To his credit, he did respond to Friday’s fiasco by showing up to practice early on Saturday morning in order to work with goalie coach Eli Wilson. While that may have calmed the stormy seas just a little bit, rest assured the media buzz heading into Saturday night’s game against the Washington Capitals was still focused on Emery’s attitude problems as opposed to Martin Gerber continuing his great play or how to contain Alex Ovechkin. Having the reputation of a goalie with on and off-ice problems is the worst thing that can possibly happen. You’re nothing but a nuisance, a scab that won’t heal, a festering wound.
In Emery’s defense, there’s a valid reason why he’s been so visibly upset this season. It is said that no goalie should ever lose his starting job due to an injury, yet that’s exactly what has happened.
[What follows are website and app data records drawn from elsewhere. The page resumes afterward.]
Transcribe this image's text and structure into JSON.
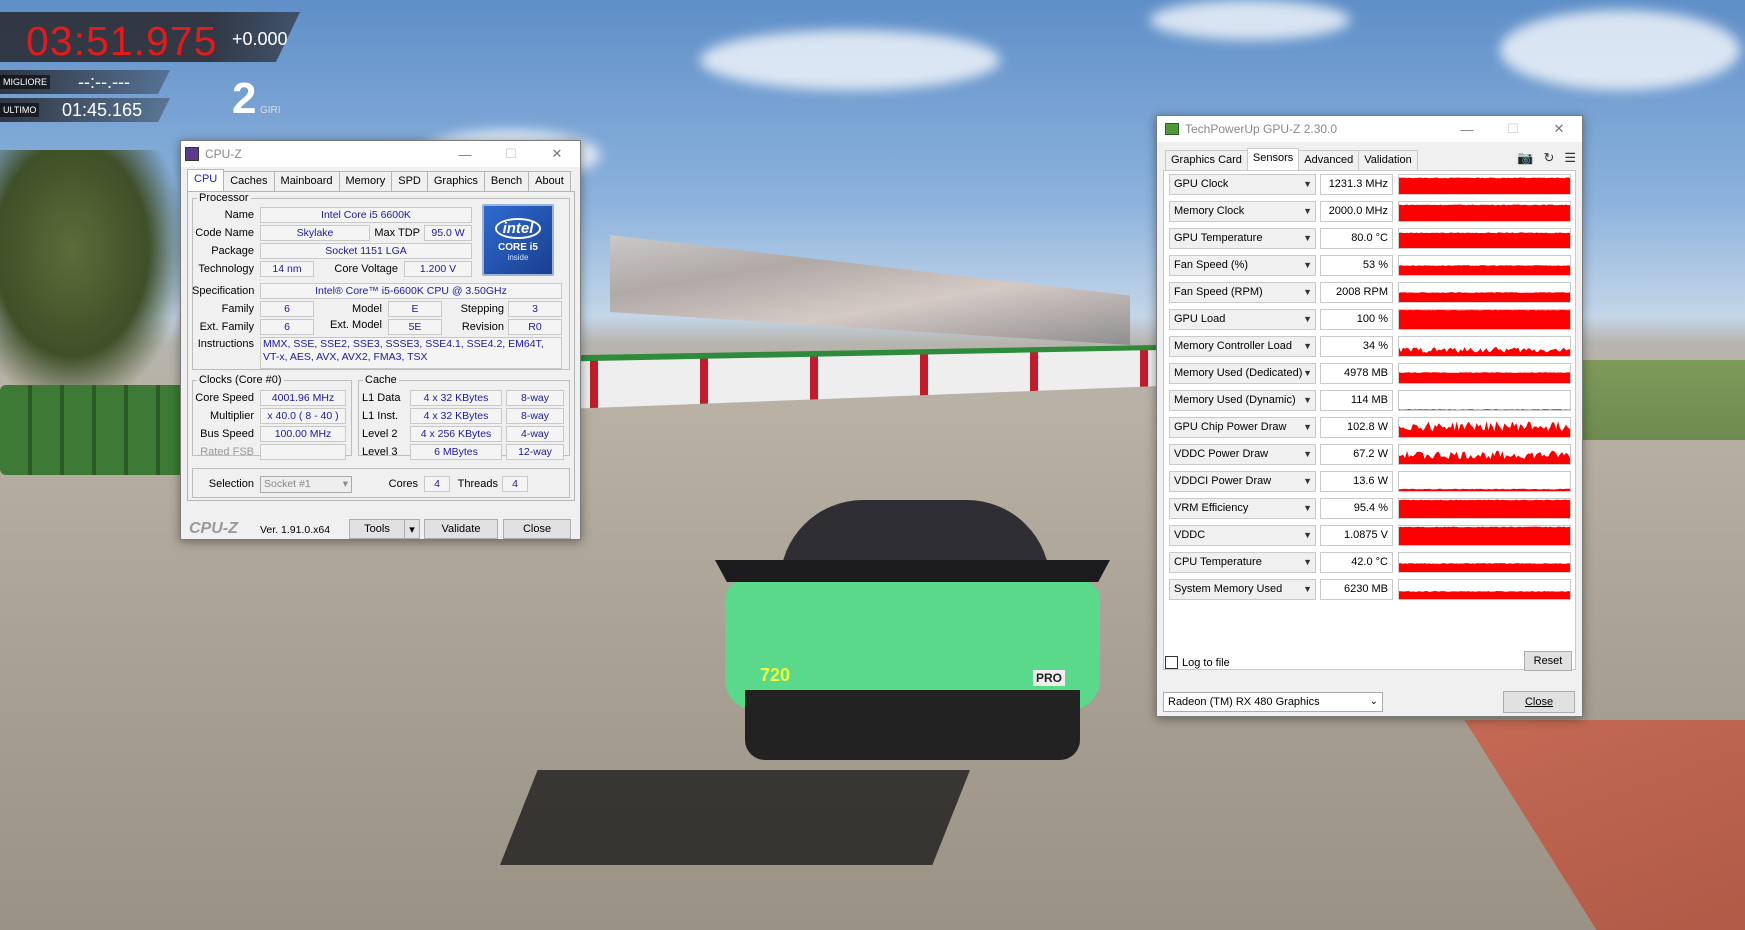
{
  "hud": {
    "current_time": "03:51.975",
    "delta": "+0.000",
    "best_label": "MIGLIORE",
    "best_value": "--:--.---",
    "last_label": "ULTIMO",
    "last_value": "01:45.165",
    "laps_value": "2",
    "laps_label": "GIRI"
  },
  "car": {
    "number": "720",
    "badge": "PRO"
  },
  "cpuz": {
    "title": "CPU-Z",
    "tabs": [
      "CPU",
      "Caches",
      "Mainboard",
      "Memory",
      "SPD",
      "Graphics",
      "Bench",
      "About"
    ],
    "processor": {
      "legend": "Processor",
      "name_label": "Name",
      "name": "Intel Core i5 6600K",
      "codename_label": "Code Name",
      "codename": "Skylake",
      "maxtdp_label": "Max TDP",
      "maxtdp": "95.0 W",
      "package_label": "Package",
      "package": "Socket 1151 LGA",
      "technology_label": "Technology",
      "technology": "14 nm",
      "corevoltage_label": "Core Voltage",
      "corevoltage": "1.200 V",
      "spec_label": "Specification",
      "spec": "Intel® Core™ i5-6600K CPU @ 3.50GHz",
      "family_label": "Family",
      "family": "6",
      "model_label": "Model",
      "model": "E",
      "stepping_label": "Stepping",
      "stepping": "3",
      "extfamily_label": "Ext. Family",
      "extfamily": "6",
      "extmodel_label": "Ext. Model",
      "extmodel": "5E",
      "revision_label": "Revision",
      "revision": "R0",
      "instructions_label": "Instructions",
      "instructions": "MMX, SSE, SSE2, SSE3, SSSE3, SSE4.1, SSE4.2, EM64T, VT-x, AES, AVX, AVX2, FMA3, TSX",
      "logo": {
        "brand": "intel",
        "line": "CORE i5",
        "sub": "inside"
      }
    },
    "clocks": {
      "legend": "Clocks (Core #0)",
      "corespeed_label": "Core Speed",
      "corespeed": "4001.96 MHz",
      "multiplier_label": "Multiplier",
      "multiplier": "x 40.0 ( 8 - 40 )",
      "busspeed_label": "Bus Speed",
      "busspeed": "100.00 MHz",
      "ratedfsb_label": "Rated FSB",
      "ratedfsb": ""
    },
    "cache": {
      "legend": "Cache",
      "rows": [
        {
          "label": "L1 Data",
          "size": "4 x 32 KBytes",
          "way": "8-way"
        },
        {
          "label": "L1 Inst.",
          "size": "4 x 32 KBytes",
          "way": "8-way"
        },
        {
          "label": "Level 2",
          "size": "4 x 256 KBytes",
          "way": "4-way"
        },
        {
          "label": "Level 3",
          "size": "6 MBytes",
          "way": "12-way"
        }
      ]
    },
    "selection_label": "Selection",
    "selection": "Socket #1",
    "cores_label": "Cores",
    "cores": "4",
    "threads_label": "Threads",
    "threads": "4",
    "brand": "CPU-Z",
    "version": "Ver. 1.91.0.x64",
    "tools_button": "Tools",
    "validate_button": "Validate",
    "close_button": "Close"
  },
  "gpuz": {
    "title": "TechPowerUp GPU-Z 2.30.0",
    "tabs": [
      "Graphics Card",
      "Sensors",
      "Advanced",
      "Validation"
    ],
    "active_tab": "Sensors",
    "sensors": [
      {
        "name": "GPU Clock",
        "value": "1231.3 MHz",
        "level": 0.85,
        "style": "solid"
      },
      {
        "name": "Memory Clock",
        "value": "2000.0 MHz",
        "level": 0.85,
        "style": "solid"
      },
      {
        "name": "GPU Temperature",
        "value": "80.0 °C",
        "level": 0.8,
        "style": "solid"
      },
      {
        "name": "Fan Speed (%)",
        "value": "53 %",
        "level": 0.5,
        "style": "solid"
      },
      {
        "name": "Fan Speed (RPM)",
        "value": "2008 RPM",
        "level": 0.5,
        "style": "solid"
      },
      {
        "name": "GPU Load",
        "value": "100 %",
        "level": 1.0,
        "style": "solid"
      },
      {
        "name": "Memory Controller Load",
        "value": "34 %",
        "level": 0.34,
        "style": "noisy"
      },
      {
        "name": "Memory Used (Dedicated)",
        "value": "4978 MB",
        "level": 0.55,
        "style": "solid"
      },
      {
        "name": "Memory Used (Dynamic)",
        "value": "114 MB",
        "level": 0.03,
        "style": "solid"
      },
      {
        "name": "GPU Chip Power Draw",
        "value": "102.8 W",
        "level": 0.6,
        "style": "noisy"
      },
      {
        "name": "VDDC Power Draw",
        "value": "67.2 W",
        "level": 0.5,
        "style": "noisy"
      },
      {
        "name": "VDDCI Power Draw",
        "value": "13.6 W",
        "level": 0.1,
        "style": "solid"
      },
      {
        "name": "VRM Efficiency",
        "value": "95.4 %",
        "level": 0.95,
        "style": "solid"
      },
      {
        "name": "VDDC",
        "value": "1.0875 V",
        "level": 0.95,
        "style": "solid"
      },
      {
        "name": "CPU Temperature",
        "value": "42.0 °C",
        "level": 0.45,
        "style": "solid"
      },
      {
        "name": "System Memory Used",
        "value": "6230 MB",
        "level": 0.4,
        "style": "solid"
      }
    ],
    "log_label": "Log to file",
    "reset_button": "Reset",
    "device": "Radeon (TM) RX 480 Graphics",
    "close_button": "Close",
    "graph_color": "#ff0000"
  }
}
That would tear up any goalie inside and out, no matter what kind of mental framework the player has. Part of his frustration comes from his inability to perform at last year’s level, as Emery is only 5-3-3 with an 89.1 save percentage and a mediocre 2.88 goals-against average this season. He started the season 2-0 with big wins over Florida and Atlanta but dropped his next three decisions to Washington, Buffalo and Philadelphia. Those three losses were key chances to win key games for his team, yet he was unable to perform. In 12 games, Emery has allowed four goals in five of them…not very starter-like. It’s a frustrating time when capable goalies cannot come through for their teammates, so his unhappiness is a normal reaction – thrashing about and swinging a stick around at the end of a practice is not.
Obviously Martin Gerber’s incredible and unexpected play this season coincided with Emery’s injuries and inconsistency, making it virtually impossible to bench Gerber for anything more than two games. The Swiss goaltender is now 19-6-1 with a 2.50 goals-against average and a 92.0 save percentage. Since being pulled on December 1st against the Rangers after allowing three goals on 12 shots, Gerber has gone 6-2-0 and didn’t allow more than three goals in any game until Saturday’s 8-6 loss to the Capitals.
Speaking of Saturday’s high-scoring affair, you can read a lot into the Emery debacle through coach Paddock’s actions, or lack thereof. His decision not to pull Gerber after allowing Daniel Alfredsson’s shorthanded goal halfway through the 2nd period could easily be seen as a disciplinary action against Emery. And when things went from bad to terrible after Nicklas Backstrom scored with three